Some important studies on the political, economic, and cultural aspects of Xixia have been conducted in recent years on the basis of the study of the Tangut language and script. The idea of "the independently developed and self-contained Xixia culture originated from the culture of the peoples of Central Asia" is spread by some so-called scholars who attempt to divide the history of the Xixia and the unified multi-ethnic state of China. They also attempt to narrow down and erase the fundamental components of the general idea that the Xixia culture originated from the unified culture of the Chinese nation. The political day of dividing our territory and downplaying the great creative ability of our working people of all nationalities is also contained in this, which alters the true picture of Xixian history. "In the name of criticizing Confucianism and evaluating the law, Luo Siding, the imperial tool of the Gang of Four, distorted the conflicts and struggles between the ruling classes of Xixia and the Northern Song Dynasty into a war of aggression and anti-Chinese sentiment, by Red Flag, No. 11,1974. From this, it can be seen that the accurate explanation of the social outlook of the Xixia and the historical process of its occurrence and development with Marxism-Leninism and Mao Zedong Thought is of great practical significance in maintaining the unity of the motherland and national unity, in addition to being of profound historical significance in exploring the development of ancient Chinese ethnic culture and ethnic cohesion.

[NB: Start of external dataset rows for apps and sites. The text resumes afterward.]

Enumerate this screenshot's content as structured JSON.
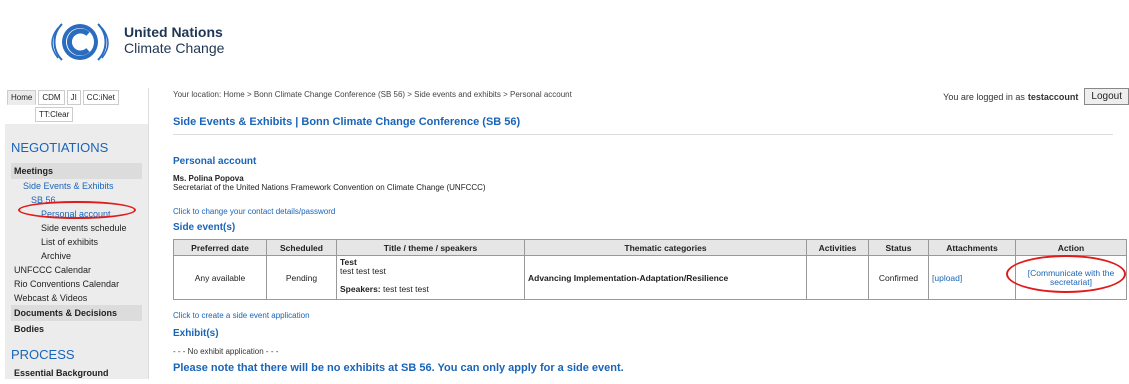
{
  "header": {
    "org_line1": "United Nations",
    "org_line2": "Climate Change",
    "brand_color": "#1a64b8"
  },
  "sidebar": {
    "tabs": [
      "Home",
      "CDM",
      "JI",
      "CC:iNet",
      "TT:Clear"
    ],
    "heading_negotiations": "NEGOTIATIONS",
    "meetings": "Meetings",
    "side_events_exhibits": "Side Events & Exhibits",
    "sb56": "SB 56",
    "personal_account": "Personal account",
    "side_events_schedule": "Side events schedule",
    "list_of_exhibits": "List of exhibits",
    "archive": "Archive",
    "unfccc_calendar": "UNFCCC Calendar",
    "rio_calendar": "Rio Conventions Calendar",
    "webcast": "Webcast & Videos",
    "documents": "Documents & Decisions",
    "bodies": "Bodies",
    "heading_process": "PROCESS",
    "essential_background": "Essential Background"
  },
  "main": {
    "breadcrumb": "Your location: Home > Bonn Climate Change Conference (SB 56) > Side events and exhibits > Personal account",
    "logged_in_prefix": "You are logged in as",
    "username": "testaccount",
    "logout": "Logout",
    "page_title": "Side Events & Exhibits | Bonn Climate Change Conference (SB 56)",
    "personal_heading": "Personal account",
    "person_name": "Ms. Polina Popova",
    "person_org": "Secretariat of the United Nations Framework Convention on Climate Change (UNFCCC)",
    "change_link": "Click to change your contact details/password",
    "side_events_heading": "Side event(s)",
    "table": {
      "headers": [
        "Preferred date",
        "Scheduled",
        "Title / theme / speakers",
        "Thematic categories",
        "Activities",
        "Status",
        "Attachments",
        "Action"
      ],
      "row": {
        "preferred_date": "Any available",
        "scheduled": "Pending",
        "title": "Test",
        "theme": "test test test",
        "speakers_label": "Speakers:",
        "speakers": "test test test",
        "category": "Advancing Implementation-Adaptation/Resilience",
        "activities": "",
        "status": "Confirmed",
        "attachment": "[upload]",
        "action": "[Communicate with the secretariat]"
      }
    },
    "create_link": "Click to create a side event application",
    "exhibits_heading": "Exhibit(s)",
    "no_exhibit": "- - - No exhibit application - - -",
    "note": "Please note that there will be no exhibits at SB 56. You can only apply for a side event."
  },
  "annotation_color": "#e01b1b"
}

The invention of writing is a significant symbol of the maturation of national culture. The Dangxiang people have benefited greatly from the Tangut script in terms of communication and cultural transmission, and future generations will benefit greatly from the study of this culture, their language, and related writings.
The Jing Yongshi, Liu Changqing, and Tangut versions of the Japanese Mojikyo font are currently the most popular Tangut fonts. Please see the list of common Xixia fonts at http://blog.ccamc.org/?p=157 for more information. The Mojikyo is the Tangut font that is easiest to locate online, but there are more typos. The Jing Yongshi font is currently the one that academics use the most. Formerly using the script mirror font, Ancient and Modern Script Integration has switched to the Jing Yongshi font that has been modified from the Unicode file. Please click here to download additional Tangut script fonts: http://www.ccamc.co/fonts tangut.php
Information is from Ancient and Modern Chinese Character Database, thanks to Jerry for his help and support.
Part of the information from the Baidu Baike, Zhihu, CNIK
《西夏简史》钟侃 吴峰云 李范文